Task details →
Take the data below and write it out exactly, except for the pictures.

Data extracted from a collection:
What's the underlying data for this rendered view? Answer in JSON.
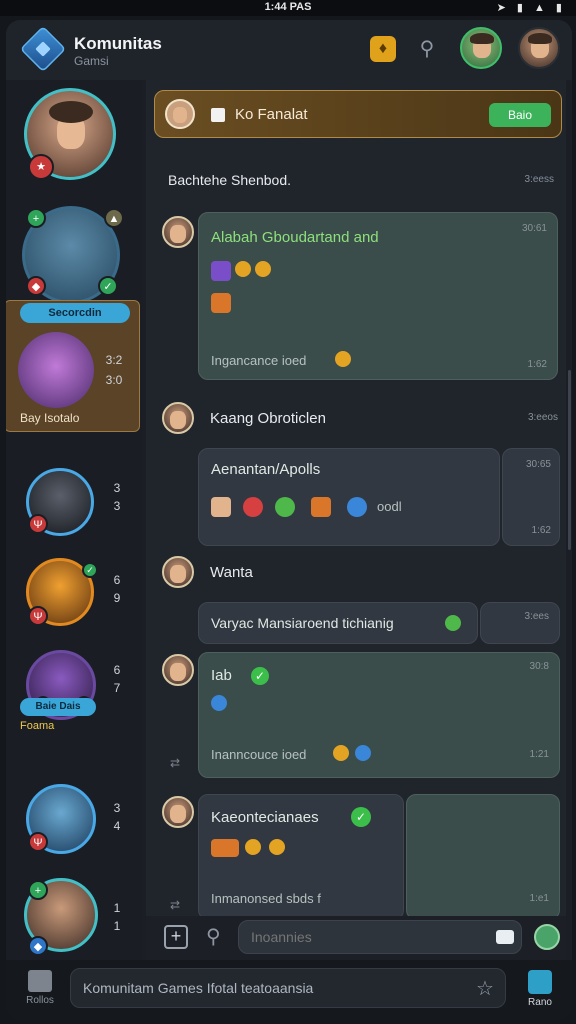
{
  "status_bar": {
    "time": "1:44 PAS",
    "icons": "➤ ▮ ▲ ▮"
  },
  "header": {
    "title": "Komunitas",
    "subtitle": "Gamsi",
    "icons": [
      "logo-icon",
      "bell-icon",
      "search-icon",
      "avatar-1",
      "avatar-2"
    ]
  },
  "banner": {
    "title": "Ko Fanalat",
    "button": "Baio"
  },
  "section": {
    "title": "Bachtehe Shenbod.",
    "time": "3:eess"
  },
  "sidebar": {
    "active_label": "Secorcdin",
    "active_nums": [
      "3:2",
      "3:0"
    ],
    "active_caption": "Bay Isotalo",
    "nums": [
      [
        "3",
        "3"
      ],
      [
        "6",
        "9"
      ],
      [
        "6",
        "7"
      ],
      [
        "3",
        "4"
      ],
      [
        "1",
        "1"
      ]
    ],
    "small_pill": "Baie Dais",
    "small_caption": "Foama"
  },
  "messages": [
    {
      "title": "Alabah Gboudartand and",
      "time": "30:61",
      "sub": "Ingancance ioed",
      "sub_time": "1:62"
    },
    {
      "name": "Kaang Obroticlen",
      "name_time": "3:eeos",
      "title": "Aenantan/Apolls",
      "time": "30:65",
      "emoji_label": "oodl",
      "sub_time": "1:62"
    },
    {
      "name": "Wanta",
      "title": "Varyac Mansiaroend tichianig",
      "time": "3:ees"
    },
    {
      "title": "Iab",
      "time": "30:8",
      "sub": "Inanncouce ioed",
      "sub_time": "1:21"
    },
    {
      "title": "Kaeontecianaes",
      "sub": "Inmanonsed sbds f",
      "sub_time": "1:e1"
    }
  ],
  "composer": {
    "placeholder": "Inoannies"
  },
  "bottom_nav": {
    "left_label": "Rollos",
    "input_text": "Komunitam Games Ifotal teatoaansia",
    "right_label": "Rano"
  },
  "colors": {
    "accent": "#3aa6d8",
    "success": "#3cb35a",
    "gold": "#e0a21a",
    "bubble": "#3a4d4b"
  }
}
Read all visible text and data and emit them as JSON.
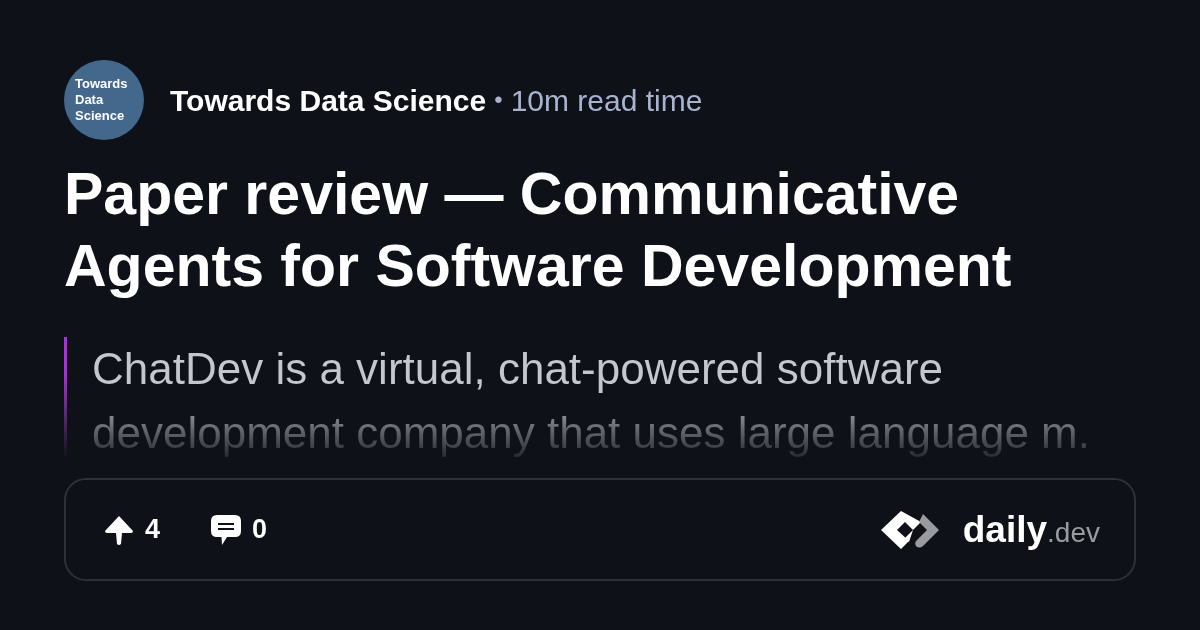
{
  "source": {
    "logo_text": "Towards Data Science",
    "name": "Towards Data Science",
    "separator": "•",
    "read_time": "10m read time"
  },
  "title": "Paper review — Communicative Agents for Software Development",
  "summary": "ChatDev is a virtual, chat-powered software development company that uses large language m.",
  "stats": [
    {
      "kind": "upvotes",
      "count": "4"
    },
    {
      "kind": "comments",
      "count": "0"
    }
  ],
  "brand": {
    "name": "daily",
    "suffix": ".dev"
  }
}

Problem solution →
What's the underlying data for this rendered view? Answer in JSON.
{
  "status_bar": {
    "time": "1:44 PAS",
    "icons": "➤ ▮ ▲ ▮"
  },
  "header": {
    "title": "Komunitas",
    "subtitle": "Gamsi",
    "icons": [
      "logo-icon",
      "bell-icon",
      "search-icon",
      "avatar-1",
      "avatar-2"
    ]
  },
  "banner": {
    "title": "Ko Fanalat",
    "button": "Baio"
  },
  "section": {
    "title": "Bachtehe Shenbod.",
    "time": "3:eess"
  },
  "sidebar": {
    "active_label": "Secorcdin",
    "active_nums": [
      "3:2",
      "3:0"
    ],
    "active_caption": "Bay Isotalo",
    "nums": [
      [
        "3",
        "3"
      ],
      [
        "6",
        "9"
      ],
      [
        "6",
        "7"
      ],
      [
        "3",
        "4"
      ],
      [
        "1",
        "1"
      ]
    ],
    "small_pill": "Baie Dais",
    "small_caption": "Foama"
  },
  "messages": [
    {
      "title": "Alabah Gboudartand and",
      "time": "30:61",
      "sub": "Ingancance ioed",
      "sub_time": "1:62"
    },
    {
      "name": "Kaang Obroticlen",
      "name_time": "3:eeos",
      "title": "Aenantan/Apolls",
      "time": "30:65",
      "emoji_label": "oodl",
      "sub_time": "1:62"
    },
    {
      "name": "Wanta",
      "title": "Varyac Mansiaroend tichianig",
      "time": "3:ees"
    },
    {
      "title": "Iab",
      "time": "30:8",
      "sub": "Inanncouce ioed",
      "sub_time": "1:21"
    },
    {
      "title": "Kaeontecianaes",
      "sub": "Inmanonsed sbds f",
      "sub_time": "1:e1"
    }
  ],
  "composer": {
    "placeholder": "Inoannies"
  },
  "bottom_nav": {
    "left_label": "Rollos",
    "input_text": "Komunitam Games Ifotal teatoaansia",
    "right_label": "Rano"
  },
  "colors": {
    "accent": "#3aa6d8",
    "success": "#3cb35a",
    "gold": "#e0a21a",
    "bubble": "#3a4d4b"
  }
}
Read all visible text and data and emit them as JSON.
{
  "source": {
    "logo_text": "Towards Data Science",
    "name": "Towards Data Science",
    "separator": "•",
    "read_time": "10m read time"
  },
  "title": "Paper review — Communicative Agents for Software Development",
  "summary": "ChatDev is a virtual, chat-powered software development company that uses large language m.",
  "stats": [
    {
      "kind": "upvotes",
      "count": "4"
    },
    {
      "kind": "comments",
      "count": "0"
    }
  ],
  "brand": {
    "name": "daily",
    "suffix": ".dev"
  }
}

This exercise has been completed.